  17. R. Klein, E. Rome, C. Beyel, R. Linnemann, W. Reinhardt, A. Usov (2009): Information Modelling and Simulation in Large Interdependent Critical Infrastructures in IRRIIS. In: Proceedings of the 3rd International Workshop on Critical Information Infrastructures Security, CRITIS 2008, Rome, Italy, October 13–15, 2008, LNCS 5508, Springer, Berlin.Google Scholar
  18. J. -C. Laprie, K. Kanoun, M. Kaâniche (2007): Modelling Interdependencies Between the Electricity and Information Infrastructures. In: Proceedings of the Computer Safety, Reliability, and Security. 26th International Conference on SAFECOMP 2007, Nuremberg, Germany, September 18–21, 2007, LNCS 4680, Springer, Berlin.Google Scholar
  19. T. Liebich (2009): IFC 2x Edition 3. Model Implementation Guide. Version 2.0. AEC3 Ltd. Online from http://www.iai-tech.org, last access 13. 4. 2010.
  20. B. Meehan (2007): Empowering electric and gas utilities with GIS. Series on Case Studies in GIS, ESRI Press, Redlands, CA.Google Scholar
  21. P. Pederson, D. Dudenhoefer, S. Hartley, M. Permann (2006): Critical Infrastructure Interdependency Modeling. A Survey of U.S. and International Research. Published by Idaho National Laboratory, US Department of Energy (INL/EXT-06-11464).Google Scholar
  22. R. Setola, S. Geretshuber (eds.) (2008): Proceedings of the 3rd International Workshop on Critical Information Infrastructures Security, CRITIS 2008, Rome, Italy, October 13–15, 2008, LNCS 5508, Springer, Berlin.Google Scholar
  23. W. J. Tolone, D. Wilson, A. Raja, W. Xiang, H. Hao, S. Phelps, E. W. Johnson (2004): Critical Infrastructure Integration Modeling and Simulation. In: Proceedings of the 2nd Symposium on Intelligence and Security Informatics, ISI 2004, Tucson, AZ, USA, June 10–11, 2004, LNCS 3073, Springer, Berlin.Google Scholar
  24. A. Usov, C. Beyel (2008): Simulating Interdependent Critical Infrastructures with SimCIP. In: ECN und European CIIP Newsletter. Online available at http://www.irriis.org/ecn/SimCIP_Usov_Beyel.pdf, last access 27. 4. 2010.

Copyright information

© Springer-Verlag Berlin Heidelberg 2011

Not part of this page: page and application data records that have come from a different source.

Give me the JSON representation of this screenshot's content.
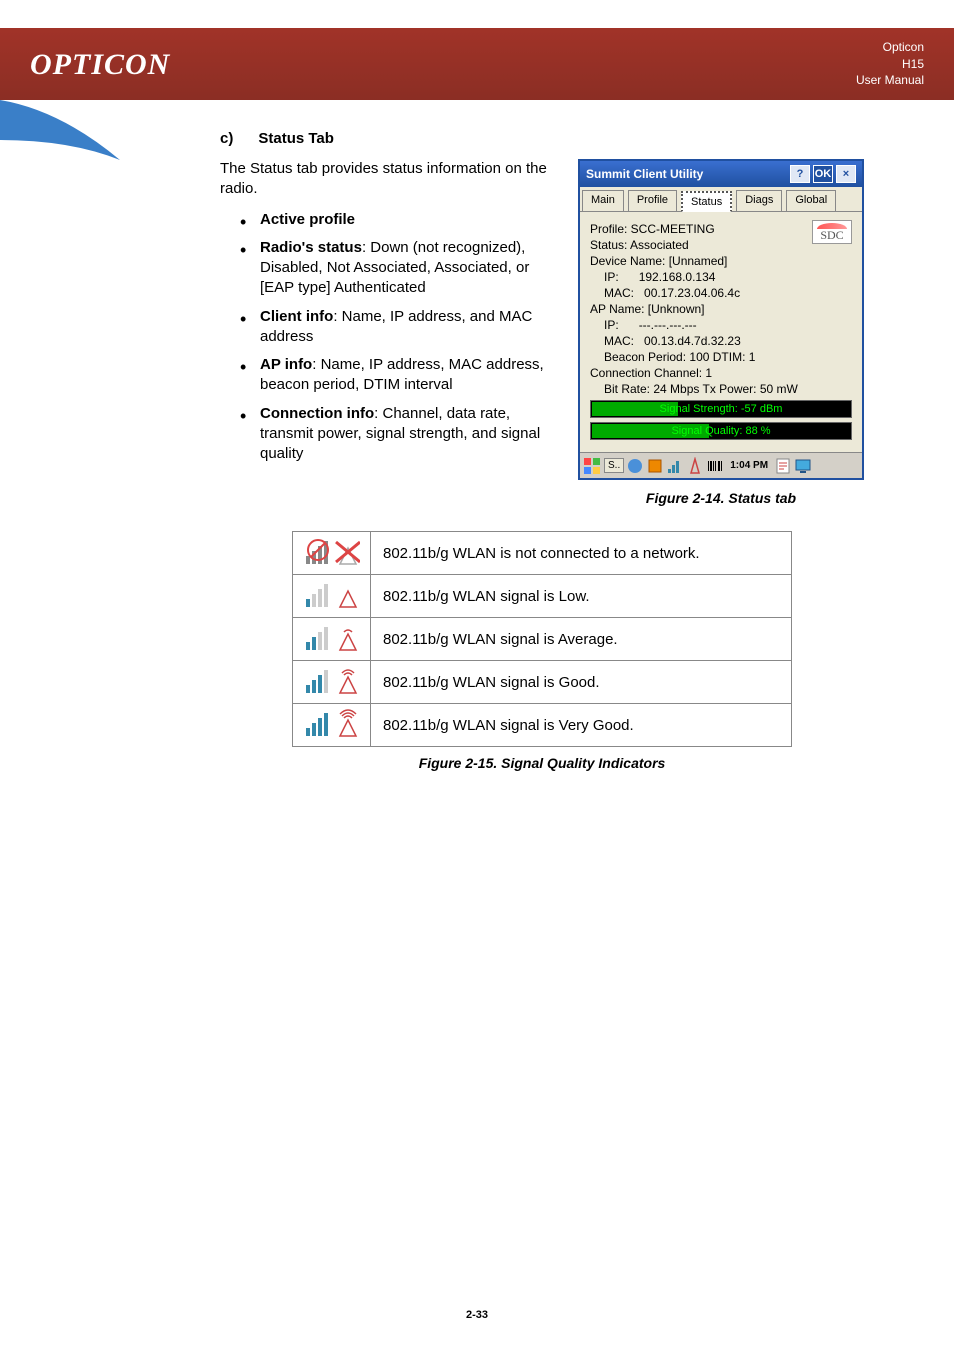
{
  "header": {
    "brand_line1": "Opticon",
    "brand_line2": "H15",
    "brand_line3": "User Manual"
  },
  "section": {
    "letter": "c)",
    "title": "Status Tab",
    "intro": "The Status tab provides status information on the radio."
  },
  "bullets": [
    {
      "label": "Active profile",
      "desc": ""
    },
    {
      "label": "Radio's status",
      "desc": ": Down (not recognized), Disabled, Not Associated, Associated, or [EAP type] Authenticated"
    },
    {
      "label": "Client info",
      "desc": ": Name, IP address, and MAC address"
    },
    {
      "label": "AP info",
      "desc": ": Name, IP address, MAC address, beacon period, DTIM interval"
    },
    {
      "label": "Connection info",
      "desc": ": Channel, data rate, transmit power, signal strength, and signal quality"
    }
  ],
  "device": {
    "window_title": "Summit Client Utility",
    "tabs": [
      "Main",
      "Profile",
      "Status",
      "Diags",
      "Global"
    ],
    "profile": "Profile: SCC-MEETING",
    "status": "Status: Associated",
    "device_name": "Device Name: [Unnamed]",
    "client_ip_label": "IP:",
    "client_ip": "192.168.0.134",
    "client_mac_label": "MAC:",
    "client_mac": "00.17.23.04.06.4c",
    "ap_name": "AP Name: [Unknown]",
    "ap_ip_label": "IP:",
    "ap_ip": "---.---.---.---",
    "ap_mac_label": "MAC:",
    "ap_mac": "00.13.d4.7d.32.23",
    "beacon": "Beacon Period: 100   DTIM: 1",
    "conn_channel": "Connection Channel:   1",
    "bit_rate": "Bit Rate: 24 Mbps  Tx Power:  50 mW",
    "sig_strength": "Signal Strength: -57 dBm",
    "sig_quality": "Signal Quality: 88 %",
    "sdc": "SDC",
    "taskbar_time": "1:04 PM",
    "taskbar_s": "S.."
  },
  "figure1_caption": "Figure 2-14. Status tab",
  "signal_rows": [
    "802.11b/g WLAN is not connected to a network.",
    "802.11b/g WLAN signal is Low.",
    "802.11b/g WLAN signal is Average.",
    "802.11b/g WLAN signal is Good.",
    "802.11b/g WLAN signal is Very Good."
  ],
  "figure2_caption": "Figure 2-15. Signal Quality Indicators",
  "page_number": "2-33"
}
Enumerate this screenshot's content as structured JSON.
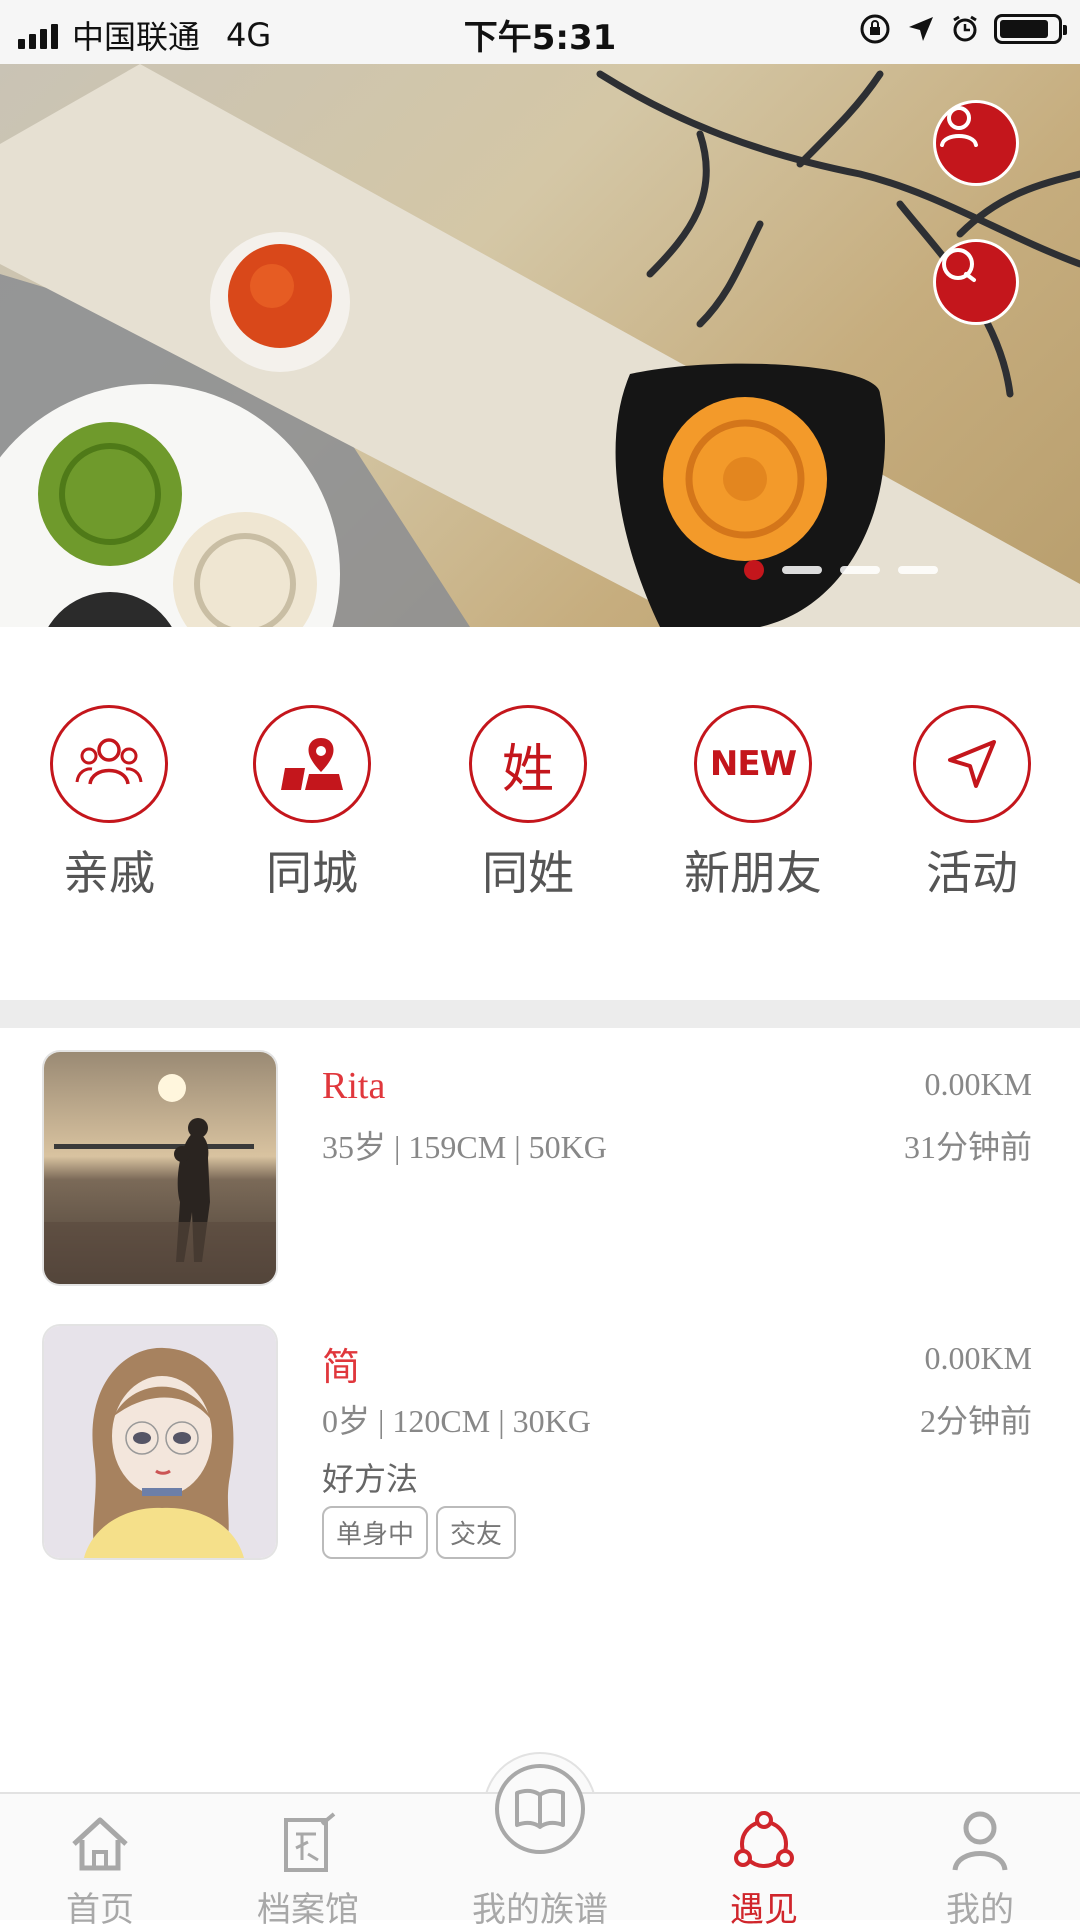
{
  "status_bar": {
    "carrier": "中国联通",
    "network": "4G",
    "time": "下午5:31",
    "battery_level": 0.85
  },
  "banner": {
    "slide_count": 4,
    "active_slide": 0,
    "buttons": [
      {
        "icon": "user-icon"
      },
      {
        "icon": "search-icon"
      }
    ]
  },
  "categories": [
    {
      "label": "亲戚",
      "icon": "relatives-icon"
    },
    {
      "label": "同城",
      "icon": "map-pin-icon"
    },
    {
      "label": "同姓",
      "icon": "surname-icon",
      "glyph": "姓"
    },
    {
      "label": "新朋友",
      "icon": "new-badge-icon",
      "glyph": "NEW"
    },
    {
      "label": "活动",
      "icon": "navigation-arrow-icon"
    }
  ],
  "people": [
    {
      "name": "Rita",
      "stats": "35岁 | 159CM | 50KG",
      "distance": "0.00KM",
      "time": "31分钟前"
    },
    {
      "name": "简",
      "stats": "0岁 | 120CM | 30KG",
      "distance": "0.00KM",
      "time": "2分钟前",
      "bio": "好方法",
      "tags": [
        "单身中",
        "交友"
      ]
    }
  ],
  "tabbar": {
    "items": [
      {
        "label": "首页",
        "icon": "home-icon",
        "active": false
      },
      {
        "label": "档案馆",
        "icon": "archive-icon",
        "active": false
      },
      {
        "label": "我的族谱",
        "icon": "book-icon",
        "active": false
      },
      {
        "label": "遇见",
        "icon": "meet-icon",
        "active": true
      },
      {
        "label": "我的",
        "icon": "profile-icon",
        "active": false
      }
    ]
  },
  "colors": {
    "accent": "#c4161c",
    "name": "#e0373c",
    "inactive_tab": "#a8a8a8"
  }
}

Authors and Affiliations

  1. 1.Institute for Geodesy and Geoinformation ScienceTechnische Universität BerlinBerlinGermany

Personalised recommendations